AT: You quoted Henry Kissinger saying this about troop withdrawals in Iraq, "Withdrawals are like salted peanuts, once you start you can't stop." Does this apply to Afghanistan as well?
VP Cheney: It does. President Obama made the right decision when he surged forces in Afghanistan, but the understanding was it was going to be for two fighting seasons. In that part of the world you have to be very careful because you can only launch fighting situations during certain times of the year, otherwise the weather gets too rough. After having announced he was putting the troops in he has now announced that he is going to take out a good portion of the surge troops, in the middle of the next fighting season. The only reason to do that is politics; to be able to say before the election next fall that he has withdrawn troops from Afghanistan. I think that is a big mistake.
AT: Do you think the terrorists should be tried in military commissions?
VP Cheney: Yes. We ended up in a situation in which the Supreme Court reversed the earlier decision. Once the court got involved that delayed everything because we had to go back to Congress and get approval. It took a large amount of time to try to sort it all out. We are beyond the point now where it makes any sense for there to be any further delays. I think we need to get on with the business of bringing these people to trial.
AT: My older son is gay and he asked me, 'mom how can you support the Republicans who treat gays as pariahs?' Don't you think the Republican Presidential candidates should concentrate on more important issues?
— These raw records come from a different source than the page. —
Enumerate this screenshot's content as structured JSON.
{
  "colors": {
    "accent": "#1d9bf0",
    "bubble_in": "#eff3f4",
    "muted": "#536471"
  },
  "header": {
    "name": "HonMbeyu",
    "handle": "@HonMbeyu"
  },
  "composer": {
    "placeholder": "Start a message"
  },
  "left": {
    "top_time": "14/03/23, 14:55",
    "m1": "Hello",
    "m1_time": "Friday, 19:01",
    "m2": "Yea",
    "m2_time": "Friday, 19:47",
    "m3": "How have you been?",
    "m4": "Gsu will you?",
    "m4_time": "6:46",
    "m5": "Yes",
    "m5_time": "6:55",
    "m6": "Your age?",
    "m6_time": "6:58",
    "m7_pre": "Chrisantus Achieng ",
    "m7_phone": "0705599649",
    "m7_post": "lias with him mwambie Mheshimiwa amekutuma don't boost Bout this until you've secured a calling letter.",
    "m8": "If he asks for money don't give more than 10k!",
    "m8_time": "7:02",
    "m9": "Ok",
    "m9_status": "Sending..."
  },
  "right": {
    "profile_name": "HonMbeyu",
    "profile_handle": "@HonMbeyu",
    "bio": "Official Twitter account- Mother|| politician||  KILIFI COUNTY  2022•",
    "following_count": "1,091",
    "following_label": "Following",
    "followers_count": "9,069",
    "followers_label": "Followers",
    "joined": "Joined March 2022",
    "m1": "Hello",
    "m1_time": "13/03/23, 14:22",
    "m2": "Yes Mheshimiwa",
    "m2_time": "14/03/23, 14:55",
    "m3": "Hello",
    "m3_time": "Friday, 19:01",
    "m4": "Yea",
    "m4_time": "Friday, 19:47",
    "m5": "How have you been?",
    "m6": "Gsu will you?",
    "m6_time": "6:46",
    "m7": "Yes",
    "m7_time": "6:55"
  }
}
VP Cheney: Yeah. I made a statement in my first debate with Joe Lieberman, which explains my general philosophy: We believe in freedom and that has to mean freedom for everybody. You should not treat anybody with anything other than complete respect. The notion that somehow we are going to discriminate against any particular group in our society is not what we are about as Americans. My daughter Mary basically takes the approach that the Republicans are not perfect but the Democrats are way off the field when it comes to a whole range of other issues.
AT: Thank you for your time and insight.